Bicester Advertiser: Sir Tony Baldry: A great adventure as Banbury MP – now the challenge is to be quiet
Once a peacock, but now a feather duster.
That might be how Sir Tony Baldry’s wife sees him, but the House of Commons stalwart will take some time to settle into the quiet life.
The former MP for Banbury has described his 32-year-long career as MP for North Oxfordshire as “a great adventure”.
He officially stepped down from the role last Thursday when Parliament dissolved ahead of the General Election on May 7.
As MP, a post he has held continuously since 1983, he represented 90,000 people, two large towns and 50 villages. Speaking at the Whately Hall hotel, Banbury on Friday, he said: “It’s been enormous fun and a great privilege.
“The greatest challenge for me now will be being silent. Over three decades I have looked after a chunk of England and been concerned with everything happening in Banbury, Bicester and the surrounding villages.
“Now I have to hand that to my successor. It’s no longer for me to intervene or speak. As my wife kept saying, you might once have been a proud peacock – you’re now just a feather duster.”
Born in 1950, Sir Tony was educated at Leighton Park, a Quaker school in Reading.
He studied law at the University of Sussex before beginning his political career in the May 1974 General Election, as personal assistant to then-Chief Secretary of the Treasury Maurice MacMillan.
By the time a hung parliament triggered a second election in October, he was aide to Margaret Thatcher.
He said: “She was very professional. You had to get absolutely everything right, every quote, every statistic. But she was also incredibly kind.”
As leader of the opposition, Thatcher entrusted her 24-year-old assistant to be the link between herself and the Britain in Europe Campaign, and the “Yes” Campaign for the 1975 EU referendum.
He said: “It was an amazing privilege. At the time, with the arrogance of youth, I didn’t realise how daunting it was.”
Sir Tony first stood for election in 1979 in the Labour safe seat of Thurrock before being selected as a candidate for Banbury in 1981 and winning the seat in the 1983 election.
He was made a minister in the Department of Energy in 1990 and helped John Wakeham privatise the electricity industry.
At the time his son Edward, now 31, burst into tears at school.
Sir Tony said: “He told teachers: ‘The Queen has made Daddy responsible for all the electricity in the country and Mummy says he can’t even change a lightbulb.’”

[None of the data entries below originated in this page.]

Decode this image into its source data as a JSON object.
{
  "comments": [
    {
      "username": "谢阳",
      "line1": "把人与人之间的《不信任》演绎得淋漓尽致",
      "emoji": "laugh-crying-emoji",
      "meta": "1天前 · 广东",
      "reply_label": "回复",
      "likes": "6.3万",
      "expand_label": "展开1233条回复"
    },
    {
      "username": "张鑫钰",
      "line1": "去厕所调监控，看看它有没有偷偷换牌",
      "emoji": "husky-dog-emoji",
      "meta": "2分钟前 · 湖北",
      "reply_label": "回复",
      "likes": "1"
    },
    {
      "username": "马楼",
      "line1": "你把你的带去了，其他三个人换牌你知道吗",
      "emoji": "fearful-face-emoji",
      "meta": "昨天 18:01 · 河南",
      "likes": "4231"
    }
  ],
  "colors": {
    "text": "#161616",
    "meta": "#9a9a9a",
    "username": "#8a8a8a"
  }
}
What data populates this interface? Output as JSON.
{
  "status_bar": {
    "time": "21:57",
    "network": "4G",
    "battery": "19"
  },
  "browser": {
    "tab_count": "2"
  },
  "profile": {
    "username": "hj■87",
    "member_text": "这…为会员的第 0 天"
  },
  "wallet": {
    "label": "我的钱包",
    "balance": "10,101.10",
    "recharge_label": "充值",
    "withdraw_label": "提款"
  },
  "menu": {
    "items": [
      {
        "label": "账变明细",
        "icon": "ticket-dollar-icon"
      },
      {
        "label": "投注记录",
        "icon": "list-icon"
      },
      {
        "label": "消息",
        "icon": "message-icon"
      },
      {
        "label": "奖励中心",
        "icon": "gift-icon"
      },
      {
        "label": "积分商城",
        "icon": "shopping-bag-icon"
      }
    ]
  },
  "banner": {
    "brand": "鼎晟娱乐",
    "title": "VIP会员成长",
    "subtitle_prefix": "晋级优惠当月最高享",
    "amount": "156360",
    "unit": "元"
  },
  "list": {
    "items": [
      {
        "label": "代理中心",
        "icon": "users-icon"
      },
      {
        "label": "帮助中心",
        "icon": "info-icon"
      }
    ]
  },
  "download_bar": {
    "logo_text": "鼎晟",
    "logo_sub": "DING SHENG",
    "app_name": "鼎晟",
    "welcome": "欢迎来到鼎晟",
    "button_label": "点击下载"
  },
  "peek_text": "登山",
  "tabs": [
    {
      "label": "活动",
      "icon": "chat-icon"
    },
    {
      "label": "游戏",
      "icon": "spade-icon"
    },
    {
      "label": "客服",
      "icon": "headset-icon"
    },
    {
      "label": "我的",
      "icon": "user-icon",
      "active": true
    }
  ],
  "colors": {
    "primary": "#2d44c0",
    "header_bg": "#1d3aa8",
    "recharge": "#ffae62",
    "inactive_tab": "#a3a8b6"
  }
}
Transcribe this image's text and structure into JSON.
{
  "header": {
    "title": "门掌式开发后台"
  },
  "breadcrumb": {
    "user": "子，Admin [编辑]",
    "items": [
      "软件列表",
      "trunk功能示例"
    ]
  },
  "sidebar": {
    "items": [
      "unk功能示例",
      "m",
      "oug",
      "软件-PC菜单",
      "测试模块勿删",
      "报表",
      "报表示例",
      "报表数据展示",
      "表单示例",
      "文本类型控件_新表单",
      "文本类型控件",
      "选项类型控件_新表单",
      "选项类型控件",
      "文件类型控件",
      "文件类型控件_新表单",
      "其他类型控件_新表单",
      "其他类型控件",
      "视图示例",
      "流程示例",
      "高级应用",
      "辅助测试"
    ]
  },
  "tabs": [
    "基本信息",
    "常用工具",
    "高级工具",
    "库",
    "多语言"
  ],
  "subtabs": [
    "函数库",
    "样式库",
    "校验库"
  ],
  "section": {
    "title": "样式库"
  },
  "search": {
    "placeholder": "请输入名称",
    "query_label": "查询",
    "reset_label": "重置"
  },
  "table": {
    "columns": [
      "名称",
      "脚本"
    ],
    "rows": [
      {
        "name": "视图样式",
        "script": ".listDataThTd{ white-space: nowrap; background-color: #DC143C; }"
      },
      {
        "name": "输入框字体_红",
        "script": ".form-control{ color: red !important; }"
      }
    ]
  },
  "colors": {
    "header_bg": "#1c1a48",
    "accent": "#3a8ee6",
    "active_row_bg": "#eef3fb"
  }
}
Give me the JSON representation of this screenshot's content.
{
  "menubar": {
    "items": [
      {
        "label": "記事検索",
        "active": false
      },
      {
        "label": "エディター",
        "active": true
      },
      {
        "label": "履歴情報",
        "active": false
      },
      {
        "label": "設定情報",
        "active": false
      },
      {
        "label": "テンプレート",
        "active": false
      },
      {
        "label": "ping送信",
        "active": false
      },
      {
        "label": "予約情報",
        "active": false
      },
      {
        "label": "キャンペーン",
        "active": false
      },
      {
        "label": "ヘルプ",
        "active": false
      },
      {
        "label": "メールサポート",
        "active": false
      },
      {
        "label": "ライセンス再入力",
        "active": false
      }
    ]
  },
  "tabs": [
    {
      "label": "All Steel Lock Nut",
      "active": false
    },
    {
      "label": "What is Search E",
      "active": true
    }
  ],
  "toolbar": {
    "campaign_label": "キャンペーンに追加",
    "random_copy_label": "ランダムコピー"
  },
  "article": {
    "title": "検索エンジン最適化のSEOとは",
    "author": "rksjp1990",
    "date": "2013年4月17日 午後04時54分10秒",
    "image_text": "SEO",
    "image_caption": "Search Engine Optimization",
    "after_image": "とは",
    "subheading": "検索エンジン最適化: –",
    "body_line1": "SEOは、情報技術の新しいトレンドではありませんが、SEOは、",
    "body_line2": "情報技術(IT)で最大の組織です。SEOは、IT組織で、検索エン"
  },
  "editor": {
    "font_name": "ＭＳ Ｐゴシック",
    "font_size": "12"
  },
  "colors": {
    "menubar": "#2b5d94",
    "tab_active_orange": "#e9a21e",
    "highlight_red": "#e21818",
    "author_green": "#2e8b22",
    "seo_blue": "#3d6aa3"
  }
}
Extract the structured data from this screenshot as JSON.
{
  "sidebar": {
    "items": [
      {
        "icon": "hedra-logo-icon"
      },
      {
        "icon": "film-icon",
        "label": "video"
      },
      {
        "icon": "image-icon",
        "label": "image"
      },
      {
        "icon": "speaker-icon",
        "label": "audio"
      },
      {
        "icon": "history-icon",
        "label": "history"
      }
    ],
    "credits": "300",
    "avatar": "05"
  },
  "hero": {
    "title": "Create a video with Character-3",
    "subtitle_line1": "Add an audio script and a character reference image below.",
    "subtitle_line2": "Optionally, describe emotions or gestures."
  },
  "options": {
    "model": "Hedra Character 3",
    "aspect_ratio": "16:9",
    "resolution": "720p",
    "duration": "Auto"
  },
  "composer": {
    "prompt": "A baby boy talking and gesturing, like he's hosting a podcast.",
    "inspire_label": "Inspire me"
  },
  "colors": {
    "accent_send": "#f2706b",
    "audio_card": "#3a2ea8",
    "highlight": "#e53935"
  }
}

Later Sir Tony moved to the Department for the Environment and in 1995 was promoted to Minister of State at the Ministry of Agriculture, Fisheries and Food.
In 2012 he was knighted in the Queen’s Birthday Honours list for services to political and public life.
Closer to home, Sir Tony championed causes like the Keep the Horton General campaign. Oxfordshire Clinical Commissioning Group has now guaranteed the hospital’s survival.
He said: “It’s the most significant campaign during my time as MP. The Horton has an A&E department, consultant-led maternity and children’s services. There are many nearby towns that don’t have any of those.”
Overall, he said, North Oxfordshire is thriving, with the once “slightly scruffy” Banbury now boasting one of the lowest unemployment rates in the country and Bicester redeveloped with the ‘market town’ feel retained.
He believes the new issue will be how to retain the Cherwell countryside and accommodate an increasing population.
Despite the recent rise of smaller parties, Sir Tony was unconvinced any real change to parliament’s make-up would take place this May.
He said: “It will end up as a straightforward race between Cameron and Miliband. People vote for parties such as UKIP or the Greens between elections but I think we’ll see those votes dissipating.
“I am wholly confident David Cameron will be PM after the election.”
He added that he was certain his successor as Conservative candidate for the area Victoria Prentis would be “outstanding”, but it would be surreal not to see his own name on the ballot paper.
Sir Tony plans to remain in Bloxham with wife Pippa, and continue as a practising barrister in London. He has been volunteering with the Royal Voluntary Service and will shortly become a patron of Katharine House Hospice in Banbury.
He said: “I’ll have quite a bit of spare time now. I think my life will be just as active, but with different things.”
Grown-up children Ed, who lives in Bristol, and Honor, 29, in Leeds, are both creative souls working as an illustrator and in digital marketing respectively, he said.
Neither expressed any desire to follow in their father’s footsteps, but took his achievements in their stride. Sir Tony recalled that when he was knighted in 2012, they renamed him Sir Cumference Hippo.
Sir Tony said: “Ed did a spoof coat of arms, featuring a hippo and the motto ‘Circum et Felix’ – round and happy. I’m quite happy with that as a motto.”